As Silver tells it, the problem is that our brains are wired to make sense out of the world around us by looking for patterns. By itself, this tendency can lead us to see correlations where none actually exist, which is why we need scientific experiments to test our hypotheses. This problem is compounded, however, by our current state of information overload, in response to which “we focus on those signals that tell a story about the world as we would like it to be, not how it really is. We ignore the risks that are hardest to measure, even when they pose the greatest threats to our well-being. We make approximations and assumptions about the world that are cruder than we realize. And we abhor uncertainty, even when it is an irreducible part of the problem we are trying to solve.”
How can we manage our biases to make better predictions in the real world? Silver cites an Isaiah Berlin essay called “The Hedgehog and the Fox,” which is based on the notion that “the fox knows many little things, but the hedgehog knows one big thing.” The idea is that there are two kinds of experts: hedgehogs, who are “type-A personalities who believe in Big Ideas—in governing principles about the world that behave as though they were physical laws and undergird virtually every interaction in society”; and foxes, who are “scrappy creatures who believe in a plethora of ideas and in taking a multiple of approaches toward a problem. They tend to be more tolerant of nuance, uncertainty, complexity and dissenting opinion. If hedgehogs are hunters, […] foxes are gatherers.”
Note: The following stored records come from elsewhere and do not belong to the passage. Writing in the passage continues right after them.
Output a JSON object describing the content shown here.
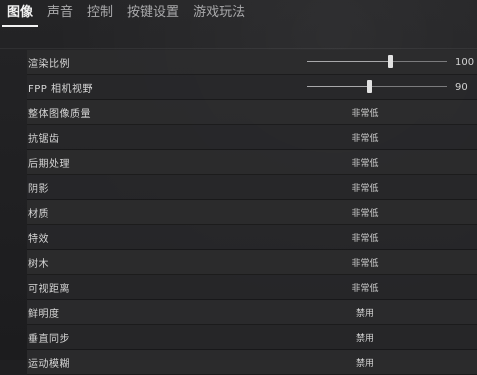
{
  "tabs": [
    {
      "label": "图像",
      "active": true
    },
    {
      "label": "声音",
      "active": false
    },
    {
      "label": "控制",
      "active": false
    },
    {
      "label": "按键设置",
      "active": false
    },
    {
      "label": "游戏玩法",
      "active": false
    }
  ],
  "settings": [
    {
      "label": "渲染比例",
      "type": "slider",
      "value": "100",
      "fraction": 0.59
    },
    {
      "label": "FPP 相机视野",
      "type": "slider",
      "value": "90",
      "fraction": 0.44
    },
    {
      "label": "整体图像质量",
      "type": "select",
      "value": "非常低"
    },
    {
      "label": "抗锯齿",
      "type": "select",
      "value": "非常低"
    },
    {
      "label": "后期处理",
      "type": "select",
      "value": "非常低"
    },
    {
      "label": "阴影",
      "type": "select",
      "value": "非常低"
    },
    {
      "label": "材质",
      "type": "select",
      "value": "非常低"
    },
    {
      "label": "特效",
      "type": "select",
      "value": "非常低"
    },
    {
      "label": "树木",
      "type": "select",
      "value": "非常低"
    },
    {
      "label": "可视距离",
      "type": "select",
      "value": "非常低"
    },
    {
      "label": "鲜明度",
      "type": "select",
      "value": "禁用"
    },
    {
      "label": "垂直同步",
      "type": "select",
      "value": "禁用"
    },
    {
      "label": "运动模糊",
      "type": "select",
      "value": "禁用"
    }
  ]
}
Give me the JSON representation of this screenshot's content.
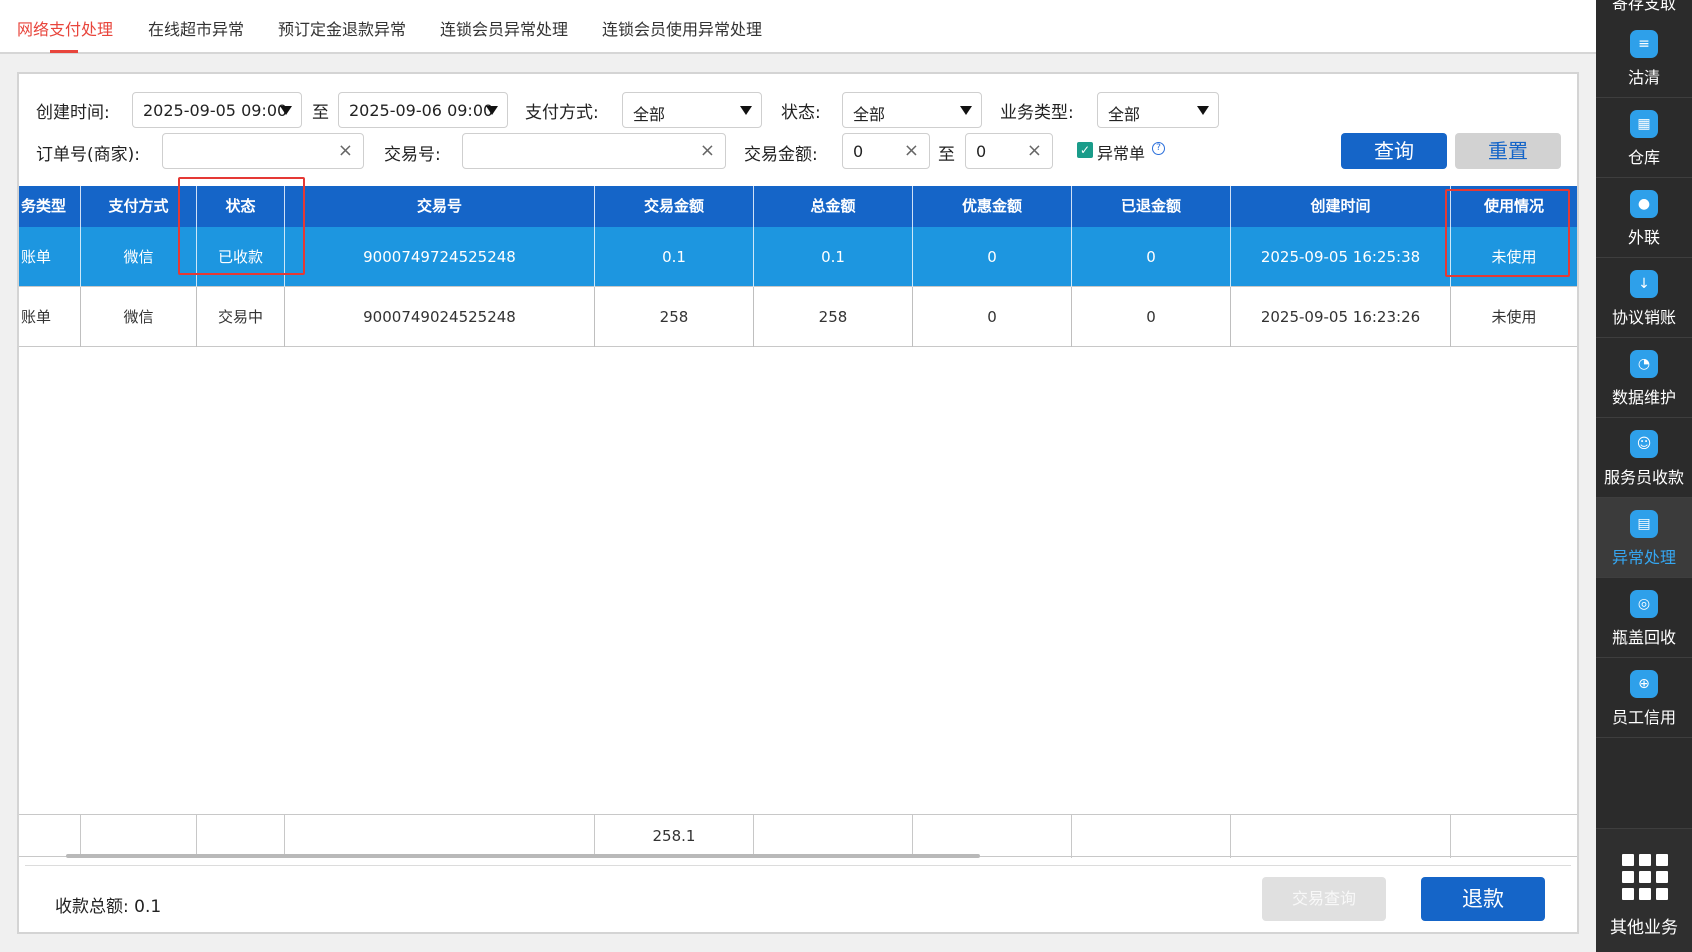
{
  "tabs": [
    {
      "label": "网络支付处理",
      "active": true
    },
    {
      "label": "在线超市异常",
      "active": false
    },
    {
      "label": "预订定金退款异常",
      "active": false
    },
    {
      "label": "连锁会员异常处理",
      "active": false
    },
    {
      "label": "连锁会员使用异常处理",
      "active": false
    }
  ],
  "filters": {
    "created_label": "创建时间:",
    "created_from": "2025-09-05 09:00",
    "to_label": "至",
    "created_to": "2025-09-06 09:00",
    "pay_method_label": "支付方式:",
    "pay_method_value": "全部",
    "status_label": "状态:",
    "status_value": "全部",
    "biz_type_label": "业务类型:",
    "biz_type_value": "全部",
    "order_no_label": "订单号(商家):",
    "order_no_value": "",
    "trade_no_label": "交易号:",
    "trade_no_value": "",
    "amount_label": "交易金额:",
    "amount_from": "0",
    "amount_to": "0",
    "abnormal_label": "异常单",
    "abnormal_checked": true,
    "clear_symbol": "×",
    "query_button": "查询",
    "reset_button": "重置"
  },
  "table": {
    "headers": [
      "务类型",
      "支付方式",
      "状态",
      "交易号",
      "交易金额",
      "总金额",
      "优惠金额",
      "已退金额",
      "创建时间",
      "使用情况"
    ],
    "rows": [
      [
        "账单",
        "微信",
        "已收款",
        "9000749724525248",
        "0.1",
        "0.1",
        "0",
        "0",
        "2025-09-05 16:25:38",
        "未使用"
      ],
      [
        "账单",
        "微信",
        "交易中",
        "9000749024525248",
        "258",
        "258",
        "0",
        "0",
        "2025-09-05 16:23:26",
        "未使用"
      ]
    ],
    "selected_row": 0,
    "summary_amount": "258.1"
  },
  "footer": {
    "total_label": "收款总额:",
    "total_value": "0.1",
    "trade_query_button": "交易查询",
    "refund_button": "退款"
  },
  "sidebar": {
    "top_partial": "寄存支取",
    "items": [
      {
        "label": "沽清",
        "icon": "list-icon",
        "active": false
      },
      {
        "label": "仓库",
        "icon": "warehouse-icon",
        "active": false
      },
      {
        "label": "外联",
        "icon": "contact-icon",
        "active": false
      },
      {
        "label": "协议销账",
        "icon": "download-icon",
        "active": false
      },
      {
        "label": "数据维护",
        "icon": "pie-chart-icon",
        "active": false
      },
      {
        "label": "服务员收款",
        "icon": "waiter-icon",
        "active": false
      },
      {
        "label": "异常处理",
        "icon": "box-icon",
        "active": true
      },
      {
        "label": "瓶盖回收",
        "icon": "recycle-icon",
        "active": false
      },
      {
        "label": "员工信用",
        "icon": "credit-icon",
        "active": false
      }
    ],
    "more_label": "其他业务"
  },
  "colors": {
    "primary": "#1565c8",
    "selected_row": "#1d96e0",
    "active_tab": "#e8453c",
    "highlight_box": "#e53935"
  }
}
As you might imagine, foxes turn out to be the better predictors. They are more cautious, rely more on observation than on theory and constantly challenge their ideas and predictions in light of new information or insights. Those traits make them adaptable to finding new approaches if their old one isn’t working. Hedgehogs look for simple rules about how the world works and, once they identify them, are aggressive in their defense, rarely changing or even hedging them.
Silver suggests that we try to be more fox-like in our predictions, but acknowledges that in our sound-bite world, hedgehogs are often more popular, especially in the media. This, of course, is a problem for professionals such as financial advisors, who need to be right in their predictions, but at the same time, need to convince others of their expertise.
For advisors, perhaps the solution is to do their homework as a fox. Then, when talking with clients or perspective clients, be slightly more hedgehogish: state the limits of their advice (no one can be certain of the direction of the markets or the economy, etc.), and describe how they manage that uncertainty to give their clients the greatest chance of success based on what they know right now and how they’ve built in feedback loops to monitor the results and make appropriate adjustments. In that way, an advisor can be an expert at helping clients separate the signal from the noise.